DIRECTIONS:
Repeat all the records exactly, omitting pictures.
*** Begin section ***
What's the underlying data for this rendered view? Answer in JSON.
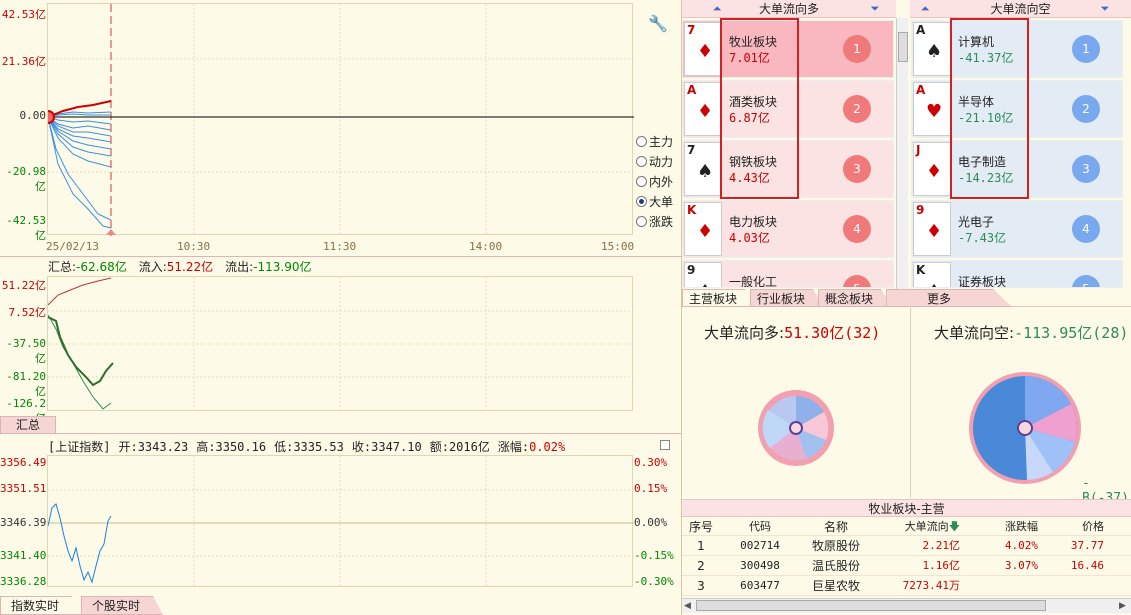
{
  "main_chart": {
    "y_labels": [
      "42.53亿",
      "21.36亿",
      "0.00",
      "-20.98亿",
      "-42.53亿"
    ],
    "x_labels": [
      "25/02/13",
      "10:30",
      "11:30",
      "14:00",
      "15:00"
    ],
    "radio_options": [
      {
        "label": "主力",
        "checked": false
      },
      {
        "label": "动力",
        "checked": false
      },
      {
        "label": "内外",
        "checked": false
      },
      {
        "label": "大单",
        "checked": true
      },
      {
        "label": "涨跌",
        "checked": false
      }
    ]
  },
  "flow_chart": {
    "summary_label": "汇总:",
    "summary_value": "-62.68亿",
    "inflow_label": "流入:",
    "inflow_value": "51.22亿",
    "outflow_label": "流出:",
    "outflow_value": "-113.90亿",
    "y_labels": [
      "51.22亿",
      "7.52亿",
      "-37.50亿",
      "-81.20亿",
      "-126.2亿"
    ],
    "tab_label": "汇总"
  },
  "index_chart": {
    "name": "[上证指数]",
    "open_label": "开:",
    "open": "3343.23",
    "high_label": "高:",
    "high": "3350.16",
    "low_label": "低:",
    "low": "3335.53",
    "close_label": "收:",
    "close": "3347.10",
    "amount_label": "额:",
    "amount": "2016亿",
    "change_label": "涨幅:",
    "change": "0.02%",
    "y_labels": [
      "3356.49",
      "3351.51",
      "3346.39",
      "3341.40",
      "3336.28"
    ],
    "pct_labels": [
      "0.30%",
      "0.15%",
      "0.00%",
      "-0.15%",
      "-0.30%"
    ]
  },
  "bottom_tabs": [
    {
      "label": "指数实时",
      "active": true
    },
    {
      "label": "个股实时",
      "active": false
    }
  ],
  "long_column": {
    "title": "大单流向多",
    "items": [
      {
        "rank_card": "7",
        "suit": "♦",
        "name": "牧业板块",
        "value": "7.01亿",
        "num": "1"
      },
      {
        "rank_card": "A",
        "suit": "♦",
        "name": "酒类板块",
        "value": "6.87亿",
        "num": "2"
      },
      {
        "rank_card": "7",
        "suit": "♠",
        "name": "钢铁板块",
        "value": "4.43亿",
        "num": "3"
      },
      {
        "rank_card": "K",
        "suit": "♦",
        "name": "电力板块",
        "value": "4.03亿",
        "num": "4"
      },
      {
        "rank_card": "9",
        "suit": "♠",
        "name": "一般化工",
        "value": "",
        "num": "5"
      }
    ]
  },
  "short_column": {
    "title": "大单流向空",
    "items": [
      {
        "rank_card": "A",
        "suit": "♠",
        "name": "计算机",
        "value": "-41.37亿",
        "num": "1"
      },
      {
        "rank_card": "A",
        "suit": "♥",
        "name": "半导体",
        "value": "-21.10亿",
        "num": "2"
      },
      {
        "rank_card": "J",
        "suit": "♦",
        "name": "电子制造",
        "value": "-14.23亿",
        "num": "3"
      },
      {
        "rank_card": "9",
        "suit": "♦",
        "name": "光电子",
        "value": "-7.43亿",
        "num": "4"
      },
      {
        "rank_card": "K",
        "suit": "♠",
        "name": "证券板块",
        "value": "",
        "num": "5"
      }
    ]
  },
  "category_tabs": [
    {
      "label": "主营板块",
      "active": true
    },
    {
      "label": "行业板块",
      "active": false
    },
    {
      "label": "概念板块",
      "active": false
    },
    {
      "label": "更多",
      "active": false
    }
  ],
  "stats": {
    "long_label": "大单流向多:",
    "long_value": "51.30亿(32)",
    "short_label": "大单流向空:",
    "short_value": "-113.95亿(28)",
    "short_extra": "-B(-37)"
  },
  "table": {
    "title": "牧业板块-主营",
    "headers": [
      "序号",
      "代码",
      "名称",
      "大单流向",
      "涨跌幅",
      "价格"
    ],
    "rows": [
      [
        "1",
        "002714",
        "牧原股份",
        "2.21亿",
        "4.02%",
        "37.77"
      ],
      [
        "2",
        "300498",
        "温氏股份",
        "1.16亿",
        "3.07%",
        "16.46"
      ],
      [
        "3",
        "603477",
        "巨星农牧",
        "7273.41万",
        "",
        ""
      ]
    ]
  },
  "colors": {
    "long_card_bg": "#fbe3e3",
    "long_card_highlight": "#f9b8c0",
    "short_card_bg": "#e3ebf5",
    "long_badge": "#f07a7a",
    "short_badge": "#7aa8ee",
    "highlight_box": "#d32020"
  }
}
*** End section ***
SOLUTION FOR THIS TASK:
What's the underlying data for this rendered view? Answer in JSON.
{
  "main_chart": {
    "y_labels": [
      "42.53亿",
      "21.36亿",
      "0.00",
      "-20.98亿",
      "-42.53亿"
    ],
    "x_labels": [
      "25/02/13",
      "10:30",
      "11:30",
      "14:00",
      "15:00"
    ],
    "radio_options": [
      {
        "label": "主力",
        "checked": false
      },
      {
        "label": "动力",
        "checked": false
      },
      {
        "label": "内外",
        "checked": false
      },
      {
        "label": "大单",
        "checked": true
      },
      {
        "label": "涨跌",
        "checked": false
      }
    ]
  },
  "flow_chart": {
    "summary_label": "汇总:",
    "summary_value": "-62.68亿",
    "inflow_label": "流入:",
    "inflow_value": "51.22亿",
    "outflow_label": "流出:",
    "outflow_value": "-113.90亿",
    "y_labels": [
      "51.22亿",
      "7.52亿",
      "-37.50亿",
      "-81.20亿",
      "-126.2亿"
    ],
    "tab_label": "汇总"
  },
  "index_chart": {
    "name": "[上证指数]",
    "open_label": "开:",
    "open": "3343.23",
    "high_label": "高:",
    "high": "3350.16",
    "low_label": "低:",
    "low": "3335.53",
    "close_label": "收:",
    "close": "3347.10",
    "amount_label": "额:",
    "amount": "2016亿",
    "change_label": "涨幅:",
    "change": "0.02%",
    "y_labels": [
      "3356.49",
      "3351.51",
      "3346.39",
      "3341.40",
      "3336.28"
    ],
    "pct_labels": [
      "0.30%",
      "0.15%",
      "0.00%",
      "-0.15%",
      "-0.30%"
    ]
  },
  "bottom_tabs": [
    {
      "label": "指数实时",
      "active": true
    },
    {
      "label": "个股实时",
      "active": false
    }
  ],
  "long_column": {
    "title": "大单流向多",
    "items": [
      {
        "rank_card": "7",
        "suit": "♦",
        "name": "牧业板块",
        "value": "7.01亿",
        "num": "1"
      },
      {
        "rank_card": "A",
        "suit": "♦",
        "name": "酒类板块",
        "value": "6.87亿",
        "num": "2"
      },
      {
        "rank_card": "7",
        "suit": "♠",
        "name": "钢铁板块",
        "value": "4.43亿",
        "num": "3"
      },
      {
        "rank_card": "K",
        "suit": "♦",
        "name": "电力板块",
        "value": "4.03亿",
        "num": "4"
      },
      {
        "rank_card": "9",
        "suit": "♠",
        "name": "一般化工",
        "value": "",
        "num": "5"
      }
    ]
  },
  "short_column": {
    "title": "大单流向空",
    "items": [
      {
        "rank_card": "A",
        "suit": "♠",
        "name": "计算机",
        "value": "-41.37亿",
        "num": "1"
      },
      {
        "rank_card": "A",
        "suit": "♥",
        "name": "半导体",
        "value": "-21.10亿",
        "num": "2"
      },
      {
        "rank_card": "J",
        "suit": "♦",
        "name": "电子制造",
        "value": "-14.23亿",
        "num": "3"
      },
      {
        "rank_card": "9",
        "suit": "♦",
        "name": "光电子",
        "value": "-7.43亿",
        "num": "4"
      },
      {
        "rank_card": "K",
        "suit": "♠",
        "name": "证券板块",
        "value": "",
        "num": "5"
      }
    ]
  },
  "category_tabs": [
    {
      "label": "主营板块",
      "active": true
    },
    {
      "label": "行业板块",
      "active": false
    },
    {
      "label": "概念板块",
      "active": false
    },
    {
      "label": "更多",
      "active": false
    }
  ],
  "stats": {
    "long_label": "大单流向多:",
    "long_value": "51.30亿(32)",
    "short_label": "大单流向空:",
    "short_value": "-113.95亿(28)",
    "short_extra": "-B(-37)"
  },
  "table": {
    "title": "牧业板块-主营",
    "headers": [
      "序号",
      "代码",
      "名称",
      "大单流向",
      "涨跌幅",
      "价格"
    ],
    "rows": [
      [
        "1",
        "002714",
        "牧原股份",
        "2.21亿",
        "4.02%",
        "37.77"
      ],
      [
        "2",
        "300498",
        "温氏股份",
        "1.16亿",
        "3.07%",
        "16.46"
      ],
      [
        "3",
        "603477",
        "巨星农牧",
        "7273.41万",
        "",
        ""
      ]
    ]
  },
  "colors": {
    "long_card_bg": "#fbe3e3",
    "long_card_highlight": "#f9b8c0",
    "short_card_bg": "#e3ebf5",
    "long_badge": "#f07a7a",
    "short_badge": "#7aa8ee",
    "highlight_box": "#d32020"
  }
}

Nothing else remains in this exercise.